One of the most challenging tasks of being a designer can be keeping a project or (more specifically) a client, on brief. It’s all too easy for them to get carried away with concepts and ideas that are clever but not necessarily on brief. This is why it is essential that a written brief is produced at the beginning of a project. Whilst writing a brief can, on occasions be a laborious tasks it can save an awful lot of time and pain further down the line.
Producing a brief ensures that both the client and designer start at the same point. It also provides the designer with vital background information on the client. This documents can also be used at various points throughout the project to ensure both the designs and any decisions made are on brief. All too often a clients personal opinion or preference falls into the equation and as the designer it’s my job to ensure a level of objectivity is maintained. Armed with a well written brief it’s a much easier task to pull the project back on course and focus everyone’s attention to the task in hand.
Over the years I’ve written and read many briefs. Here is a condensed outline of one that has worked well for me:
A short synopsis of the company/organisation/client detailing key aspects including:
• Outline history (where it started, where it is now and where it’s intending to go)
• What is it they do
• Any unique selling points (USPs) that differentiate them from competitors
What it is the project needs to achieve? For example:
• Create a new logo, visual identity, brand
• Reposition an existing brand within a specific market
• Engage with a new target audience
Who are you competing against and what can be learnt from them?
Who are we aiming at, including:
• Other brands/products/services they may use/buy
Detailing key stages of the project and those responsible for delivery, approval, etc.
Exactly what is expected and what will be delivered.
And of course the all important element of how much all of this will cost.

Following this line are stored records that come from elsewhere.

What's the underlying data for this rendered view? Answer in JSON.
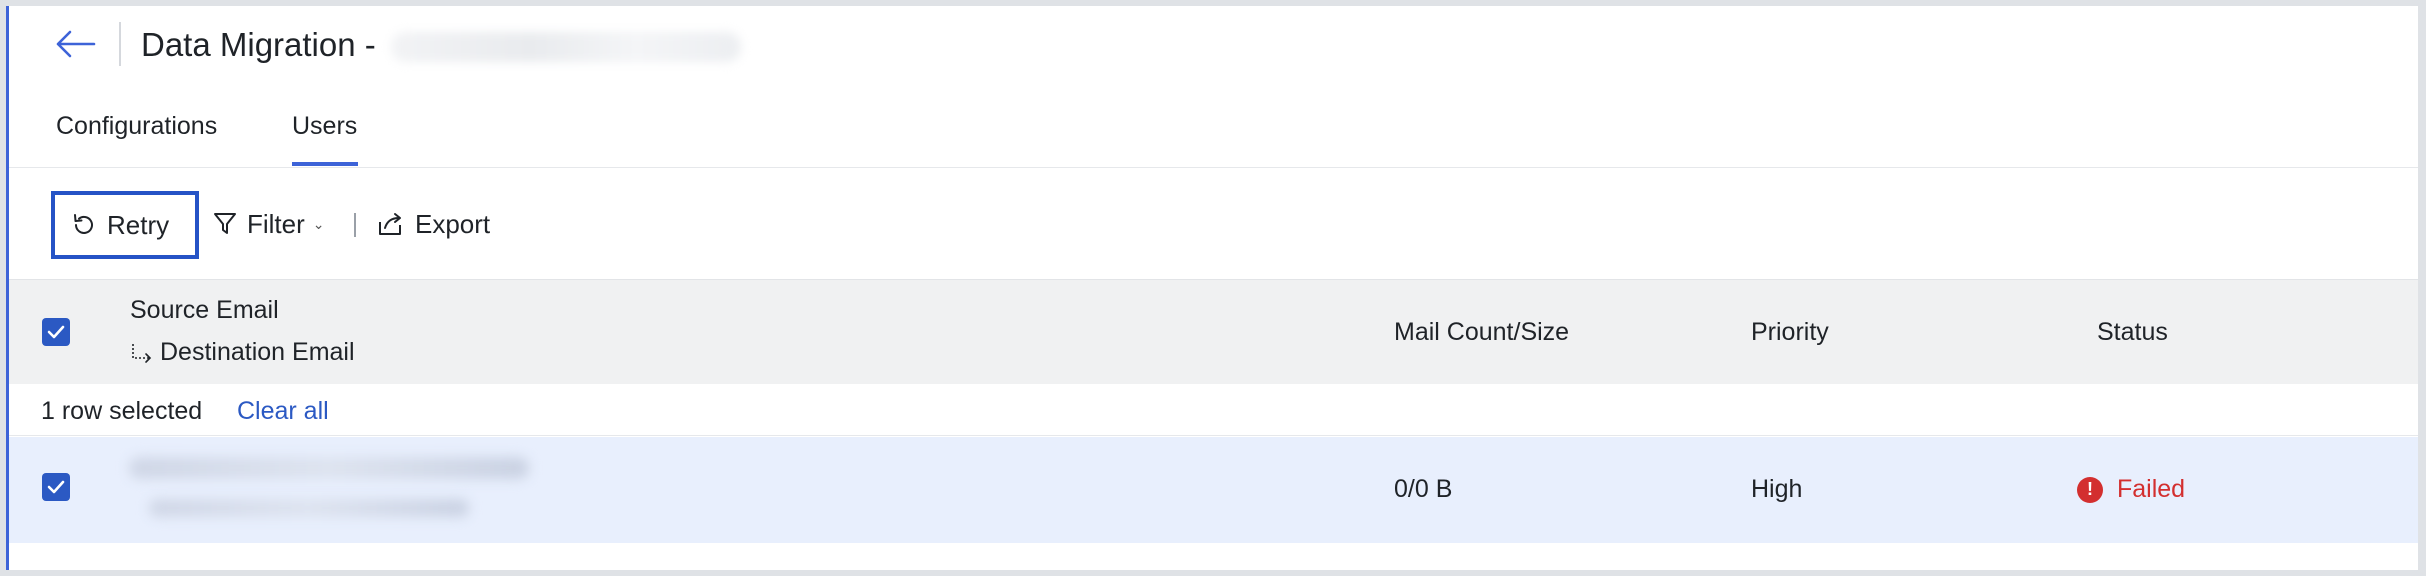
{
  "header": {
    "title": "Data Migration -"
  },
  "tabs": [
    {
      "label": "Configurations",
      "active": false
    },
    {
      "label": "Users",
      "active": true
    }
  ],
  "toolbar": {
    "retry_label": "Retry",
    "filter_label": "Filter",
    "export_label": "Export"
  },
  "table": {
    "columns": {
      "source_email": "Source Email",
      "destination_email": "Destination Email",
      "mail_count_size": "Mail Count/Size",
      "priority": "Priority",
      "status": "Status"
    },
    "selection": {
      "count_text": "1 row selected",
      "clear_label": "Clear all"
    },
    "rows": [
      {
        "selected": true,
        "mail_count_size": "0/0 B",
        "priority": "High",
        "status": "Failed"
      }
    ]
  },
  "colors": {
    "accent": "#3d63d8",
    "checkbox": "#2b59c3",
    "failed": "#d32f2f",
    "row_selected_bg": "#e8effd",
    "header_bg": "#f0f1f2"
  },
  "icons": {
    "back": "arrow-left-icon",
    "retry": "retry-icon",
    "filter": "filter-icon",
    "export": "export-icon",
    "status_failed": "exclamation-circle-icon"
  }
}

Some projects require the shortest of briefs other times it can be a vital element of the creative process in defining exactly what needs to be achieved.